Radioactive dating techniques
As radioactive Parent atoms decay to stable daughter atoms (as uranium decays to lead) each disintegration results in one more atom of the daughter than was initially present and one less atom of the parent.The probability of a parent atom decaying in a fixed period of time is always the same for all atoms of that type regardless of temperature, pressure, or chemical conditions. The time required for one-half of any original number of parent atoms to decay is the half-life, which is related to the decay constant by a simple mathematical formula.Plotting an isochron is used to solve the age equation graphically and calculate the age of the sample and the original composition.Radiometric dating of rocks and minerals using naturally occurring, long-lived radioactive isotopes is troublesome for young-earth creationists because the techniques have provided overwhelming evidence of the antiquity of the earth and life.The radioactive parent elements used to date rocks and minerals are: Radiometric dating using the naturally-occurring radioactive elements is simple in concept even though technically complex.If we know the number of radioactive parent atoms present when a rock formed and the number present now, we can calculate the age of the rock using the decay constant.Radiometric dating (often called radioactive dating) is a technique used to date materials such as rocks or carbon, usually based on a comparison between the observed abundance of a naturally occurring radioactive isotope and its decay products, using known decay rates.
Other creationists have focused on instances in which radiometric dating seems to yield incorrect results.
The creationist approach of focusing on examples where radiometric dating yields incorrect results is a curious one for two reasons.
First, it provides no evidence whatsoever to support their claim that the earth is very young.
The number of parent atoms originally present is simply the number present now plus the number of daughter atoms formed by the decay, both of which are quantities that can be measured.
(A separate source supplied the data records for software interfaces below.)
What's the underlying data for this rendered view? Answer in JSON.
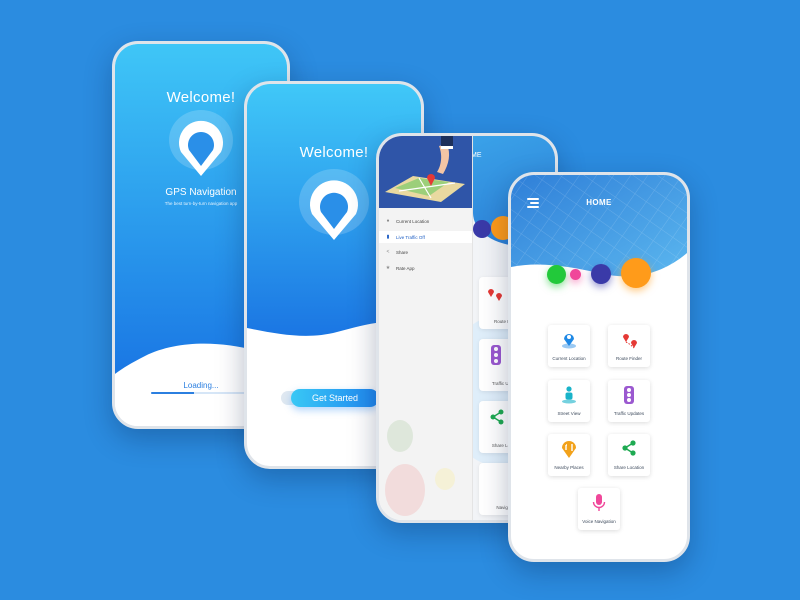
{
  "splash_loading": {
    "welcome": "Welcome!",
    "app_name": "GPS Navigation",
    "tagline": "The best turn-by-turn navigation app",
    "loading_text": "Loading...",
    "progress": 0.45
  },
  "splash_start": {
    "welcome": "Welcome!",
    "button_label": "Get Started"
  },
  "drawer_screen": {
    "header_fragment": "ME",
    "menu_items": [
      {
        "icon": "location-pin-icon",
        "label": "Current Location"
      },
      {
        "icon": "traffic-light-icon",
        "label": "Live Traffic Off"
      },
      {
        "icon": "share-icon",
        "label": "Share"
      },
      {
        "icon": "star-icon",
        "label": "Rate App"
      }
    ],
    "partial_labels": [
      "Route Finder",
      "Traffic Updates",
      "Share Location",
      "Navigation"
    ]
  },
  "home_screen": {
    "title": "HOME",
    "dots": [
      {
        "color": "#22c93a"
      },
      {
        "color": "#f0479a"
      },
      {
        "color": "#3a3aa8"
      },
      {
        "color": "#ff9b1a"
      }
    ],
    "tiles": [
      {
        "icon": "current-location-icon",
        "label": "Current Location"
      },
      {
        "icon": "route-finder-icon",
        "label": "Route Finder"
      },
      {
        "icon": "street-view-icon",
        "label": "Street View"
      },
      {
        "icon": "traffic-updates-icon",
        "label": "Traffic Updates"
      },
      {
        "icon": "nearby-places-icon",
        "label": "Nearby Places"
      },
      {
        "icon": "share-location-icon",
        "label": "Share Location"
      },
      {
        "icon": "voice-navigation-icon",
        "label": "Voice Navigation"
      }
    ]
  },
  "colors": {
    "background": "#2b8ce0",
    "accent_blue": "#1f86f0",
    "light_blue": "#39c8f5"
  }
}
Samples for dating are selected carefully to avoid those that are altered, contaminated, or disturbed by later heating or chemical events.